Peripheral blood monocytes represent the rapid response component of mononuclear phagocyte host defense, generating vigorous but finite antibacterial responses. We investigated the fate of highly purified primary human monocytes following phagocytosis of different bacteria. Exposure to high bacterial loads resulted in rapid loss of cell viability and decreased functional competence. Cell death typically involved classical apoptosis. Exposure to high numbers of Escherichia coli and Klebsiella pneumoniae induced nonapoptotic death with loss of cell membrane integrity, marked disruption of phagolysosomes, and caspase-1 activation, while a subset of cells also released caspase-1-regulated extracellular traps. Classical apoptosis increased if extracellular bacterial replication was reduced and decreased if intracellular ATP levels were reduced during these infections. Both classical apoptosis and the alternative forms of cell death allowed monocytes, whose functional competence was exhausted, to downregulate reactive oxygen species and proinflammatory cytokine responses. In contrast, sustained stimulation of glycolytic metabolism and mitochondrial oxidative phosphorylation, with associated hypoxia inducible factor-1alpha upregulation, maintained intracellular ATP levels and prolonged monocyte functional longevity, as assessed by maintenance of phagocytosis, reactive oxygen species production, and proinflammatory cytokine generation. Monocyte innate responses to bacteria are short-lived and are limited by an intrinsic program of apoptosis, a response that is subverted by overwhelming infection with E. coli and K. pneumoniae or bacterial stimulation of cell metabolism. In this regard, the fate of monocytes following bacterial challenge more closely resembles neutrophils than macrophages.

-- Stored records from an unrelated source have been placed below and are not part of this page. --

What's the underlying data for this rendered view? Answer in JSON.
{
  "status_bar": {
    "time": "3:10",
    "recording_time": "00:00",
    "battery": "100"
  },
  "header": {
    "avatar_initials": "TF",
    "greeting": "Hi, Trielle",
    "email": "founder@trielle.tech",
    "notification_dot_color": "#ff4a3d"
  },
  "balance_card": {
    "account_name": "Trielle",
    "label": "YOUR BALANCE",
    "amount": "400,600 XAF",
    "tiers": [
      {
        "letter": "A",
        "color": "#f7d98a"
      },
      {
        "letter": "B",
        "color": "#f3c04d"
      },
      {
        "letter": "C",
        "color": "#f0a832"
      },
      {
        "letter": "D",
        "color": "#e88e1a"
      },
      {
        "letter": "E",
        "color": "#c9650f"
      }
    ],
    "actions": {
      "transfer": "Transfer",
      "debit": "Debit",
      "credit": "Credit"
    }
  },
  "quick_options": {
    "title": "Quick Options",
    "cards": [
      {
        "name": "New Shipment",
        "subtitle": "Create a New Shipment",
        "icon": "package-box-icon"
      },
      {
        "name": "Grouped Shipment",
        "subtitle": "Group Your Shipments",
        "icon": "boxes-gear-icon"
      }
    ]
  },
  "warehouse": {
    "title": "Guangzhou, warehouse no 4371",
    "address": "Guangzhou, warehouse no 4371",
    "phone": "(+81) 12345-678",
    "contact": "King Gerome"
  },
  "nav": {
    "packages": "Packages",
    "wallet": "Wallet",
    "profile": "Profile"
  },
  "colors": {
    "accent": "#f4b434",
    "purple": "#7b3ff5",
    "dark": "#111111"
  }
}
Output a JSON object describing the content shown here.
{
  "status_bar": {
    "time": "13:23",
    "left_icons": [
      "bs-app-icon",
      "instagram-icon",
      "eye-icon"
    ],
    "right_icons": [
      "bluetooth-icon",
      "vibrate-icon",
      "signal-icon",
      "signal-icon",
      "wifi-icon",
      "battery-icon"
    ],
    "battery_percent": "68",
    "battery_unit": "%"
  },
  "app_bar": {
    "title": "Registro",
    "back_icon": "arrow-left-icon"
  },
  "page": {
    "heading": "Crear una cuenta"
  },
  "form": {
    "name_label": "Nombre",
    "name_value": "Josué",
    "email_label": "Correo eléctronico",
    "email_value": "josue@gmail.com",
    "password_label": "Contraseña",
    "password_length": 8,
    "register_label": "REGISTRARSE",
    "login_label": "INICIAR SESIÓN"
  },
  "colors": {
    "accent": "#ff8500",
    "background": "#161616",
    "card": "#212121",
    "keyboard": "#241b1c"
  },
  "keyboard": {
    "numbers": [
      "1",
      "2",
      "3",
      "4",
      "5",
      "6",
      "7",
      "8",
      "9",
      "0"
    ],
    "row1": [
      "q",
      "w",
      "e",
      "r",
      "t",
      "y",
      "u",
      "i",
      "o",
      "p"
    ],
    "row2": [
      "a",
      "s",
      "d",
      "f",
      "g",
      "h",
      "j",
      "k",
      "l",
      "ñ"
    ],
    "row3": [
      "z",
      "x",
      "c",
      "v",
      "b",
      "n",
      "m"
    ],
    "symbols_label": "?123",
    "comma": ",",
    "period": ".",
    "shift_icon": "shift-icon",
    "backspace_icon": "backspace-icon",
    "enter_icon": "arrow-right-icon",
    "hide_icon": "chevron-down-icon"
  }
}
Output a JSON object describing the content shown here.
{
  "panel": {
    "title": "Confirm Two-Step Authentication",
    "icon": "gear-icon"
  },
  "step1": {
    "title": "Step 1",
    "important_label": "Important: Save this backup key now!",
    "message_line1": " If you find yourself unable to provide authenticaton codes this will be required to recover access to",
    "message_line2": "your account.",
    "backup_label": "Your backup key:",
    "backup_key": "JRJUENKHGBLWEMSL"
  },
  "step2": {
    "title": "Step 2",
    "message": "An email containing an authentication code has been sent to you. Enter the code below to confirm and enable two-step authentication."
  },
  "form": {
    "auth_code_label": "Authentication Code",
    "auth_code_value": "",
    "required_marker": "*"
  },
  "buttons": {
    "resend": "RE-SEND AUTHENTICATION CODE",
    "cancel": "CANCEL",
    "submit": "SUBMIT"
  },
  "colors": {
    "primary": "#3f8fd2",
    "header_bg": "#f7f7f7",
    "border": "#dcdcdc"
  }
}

|Institution:||The University of Sheffield|
|Academic Units:||The University of Sheffield > Faculty of Medicine, Dentistry and Health (Sheffield) > School of Medicine (Sheffield) > Department of Infection & Immunity|
|Depositing User:||Miss Anthea Tucker|
|Date Deposited:||29 Mar 2012 09:54|
|Last Modified:||29 Mar 2012 09:54|
|Publisher:||American Association of Immunologists|